By Bryan Schwartzman
The tourism industry accounts for 12 percent of the borough's total employment, or 46,315 jobs, and an annual $2 billion payroll, a significant increase over recent years, according to the report in Global Business Outlook, a quarterly publication of the QCEDC.
One strong indicator – hotel occupancy – reached 89 percent this year, up 2 percent from 1999, QCEDC found.
“This is reflective of the economy being strong across-the-board,” said Marie Nahikian, director of the non-profit agency. “Staying in Queens is less expensive and sometime more interesting than staying in Manhattan.”
“If you can't afford a trip to India, you can come to Queens,” she said.
Dan Andrews, a spokesman for Queens Borough President Claire Shulman, said the borough's unemployment rate dropped by 1 percent in 2000.
“This is great news for Queens – tourism and job growth are up,” Andrews said.
There are at least 15 hotels in Queens with 100 rooms or more and two more on the way. A new JFK Marriott Courtyard and a Hampton Inn, also near John F. Kennedy International Airport, are set to open in August, said Alysia Desocio, director of sales for JFK Radisson, itself only two years old.
“One reason for this is for the increased terminals and expansions at the airport,” said Desocio. “All of the LaGuardia hotels are all overcrowded, so we are getting people from LaGuardia as well.”
Museums, performing arts and cultural institutions reported a total attendance of 640,282 during the first nine months of 2000, a 1.5-percent increase over 1999. The cultural institution with the highest attendance was the New York Hall of Science in Flushing Meadows Park, the report said.
But while the report said 208,000 visitors have come to the center so far this year, the Hall of Science said the number is closer to 275,000.

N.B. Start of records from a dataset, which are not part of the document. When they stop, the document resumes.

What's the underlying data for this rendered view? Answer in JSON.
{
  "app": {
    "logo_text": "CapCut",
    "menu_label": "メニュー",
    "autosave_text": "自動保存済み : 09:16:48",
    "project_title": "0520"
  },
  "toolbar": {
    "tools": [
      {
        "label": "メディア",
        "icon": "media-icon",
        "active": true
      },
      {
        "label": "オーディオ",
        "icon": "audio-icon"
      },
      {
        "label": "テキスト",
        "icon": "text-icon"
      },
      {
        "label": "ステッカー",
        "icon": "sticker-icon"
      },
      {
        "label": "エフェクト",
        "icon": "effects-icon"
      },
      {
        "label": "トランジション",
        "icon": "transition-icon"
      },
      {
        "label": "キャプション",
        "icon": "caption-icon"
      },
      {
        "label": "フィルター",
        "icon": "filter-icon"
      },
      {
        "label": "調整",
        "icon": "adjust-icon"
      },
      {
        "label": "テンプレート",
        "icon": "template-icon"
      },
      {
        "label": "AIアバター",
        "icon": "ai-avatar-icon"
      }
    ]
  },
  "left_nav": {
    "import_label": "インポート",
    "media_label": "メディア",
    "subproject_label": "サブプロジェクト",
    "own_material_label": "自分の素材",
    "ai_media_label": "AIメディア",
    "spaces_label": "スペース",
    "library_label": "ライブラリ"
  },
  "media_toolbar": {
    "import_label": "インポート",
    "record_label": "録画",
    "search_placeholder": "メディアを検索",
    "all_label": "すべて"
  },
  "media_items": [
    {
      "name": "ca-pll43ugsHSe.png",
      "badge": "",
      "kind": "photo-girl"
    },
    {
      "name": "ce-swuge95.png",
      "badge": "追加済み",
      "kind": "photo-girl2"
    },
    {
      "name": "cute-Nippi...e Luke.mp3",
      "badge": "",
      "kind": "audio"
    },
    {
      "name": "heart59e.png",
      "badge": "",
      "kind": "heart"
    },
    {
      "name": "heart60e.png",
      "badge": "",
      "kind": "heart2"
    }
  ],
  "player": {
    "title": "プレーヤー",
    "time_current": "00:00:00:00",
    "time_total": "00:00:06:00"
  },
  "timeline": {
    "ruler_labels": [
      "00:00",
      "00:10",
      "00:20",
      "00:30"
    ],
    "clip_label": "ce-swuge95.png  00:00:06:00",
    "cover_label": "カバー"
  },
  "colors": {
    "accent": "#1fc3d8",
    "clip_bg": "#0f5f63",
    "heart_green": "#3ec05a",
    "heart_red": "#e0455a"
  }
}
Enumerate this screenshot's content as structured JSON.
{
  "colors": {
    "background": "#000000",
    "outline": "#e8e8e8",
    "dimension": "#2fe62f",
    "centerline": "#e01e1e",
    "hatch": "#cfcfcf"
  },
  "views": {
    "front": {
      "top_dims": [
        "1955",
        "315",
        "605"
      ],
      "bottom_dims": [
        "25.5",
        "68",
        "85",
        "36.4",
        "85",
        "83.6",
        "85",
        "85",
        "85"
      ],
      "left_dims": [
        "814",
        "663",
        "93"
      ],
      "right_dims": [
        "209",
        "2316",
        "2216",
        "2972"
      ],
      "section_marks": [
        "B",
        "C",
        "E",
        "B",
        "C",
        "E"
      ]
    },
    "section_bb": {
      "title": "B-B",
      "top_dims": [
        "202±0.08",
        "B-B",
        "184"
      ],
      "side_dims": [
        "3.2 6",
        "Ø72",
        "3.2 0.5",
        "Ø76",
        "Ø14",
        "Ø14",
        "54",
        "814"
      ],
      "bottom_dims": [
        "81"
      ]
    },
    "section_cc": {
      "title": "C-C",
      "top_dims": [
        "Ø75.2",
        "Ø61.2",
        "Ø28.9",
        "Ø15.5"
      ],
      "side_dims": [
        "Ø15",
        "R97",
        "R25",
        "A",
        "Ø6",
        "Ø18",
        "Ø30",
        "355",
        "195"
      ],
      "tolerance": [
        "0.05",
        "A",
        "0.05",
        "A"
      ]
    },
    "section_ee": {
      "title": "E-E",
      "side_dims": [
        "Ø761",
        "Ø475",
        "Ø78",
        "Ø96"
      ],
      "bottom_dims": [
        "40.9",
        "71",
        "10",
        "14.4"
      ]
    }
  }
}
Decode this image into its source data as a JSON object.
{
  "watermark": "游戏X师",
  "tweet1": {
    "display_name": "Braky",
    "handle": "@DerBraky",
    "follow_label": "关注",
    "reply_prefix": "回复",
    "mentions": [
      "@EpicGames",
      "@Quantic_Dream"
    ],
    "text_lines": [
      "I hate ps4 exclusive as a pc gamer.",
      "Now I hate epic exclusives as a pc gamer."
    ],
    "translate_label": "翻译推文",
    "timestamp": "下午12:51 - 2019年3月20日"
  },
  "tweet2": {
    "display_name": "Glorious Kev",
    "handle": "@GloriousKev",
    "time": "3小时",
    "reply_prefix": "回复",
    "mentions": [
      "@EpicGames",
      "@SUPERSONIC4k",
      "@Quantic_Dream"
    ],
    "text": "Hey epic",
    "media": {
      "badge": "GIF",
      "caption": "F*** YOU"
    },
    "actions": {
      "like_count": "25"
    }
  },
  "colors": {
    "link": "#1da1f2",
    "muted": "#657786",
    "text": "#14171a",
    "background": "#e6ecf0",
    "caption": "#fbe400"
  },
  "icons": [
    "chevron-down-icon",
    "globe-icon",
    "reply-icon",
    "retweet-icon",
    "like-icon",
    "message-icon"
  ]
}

“It's not important whether people are considered tourists, but that more and more people are coming to Queens,” said Michael Savino, a Hall of Science spokesman.
Employment at Queens cultural institutions has grown by 43 percent since 1995, according to the report, and Savino said the Hall of Science has added 20 permanent jobs since then.
He said nearly 90 percent of its visitors come from Queens, Long Island, the Bronx, Brooklyn and Manhattan.
Attendance at the National League Champion New York Mets games fell just shy of 3 million, the highest figure since 1990. The Mets lost the World Series to the New York Yankees this fall.
“Tourism affects us, but I wouldn't say it's a very large factor,” said Dave Howard, a spokesman for the New York Mets. “Our attendance is due largely to success of the team over the last two years.”
Between 1985 and 1990, the Mets drew 3 million fans annually.
“We're getting back to that,” Howard said. “I think next year we will pass the mark.”
He said increased tourism has had a more direct effect on attendance at the U.S. Open, played at Flushing Meadows Corona Park. According to the report, 600,000 fans attended the two-week tennis classic this year, a third more than in 1990.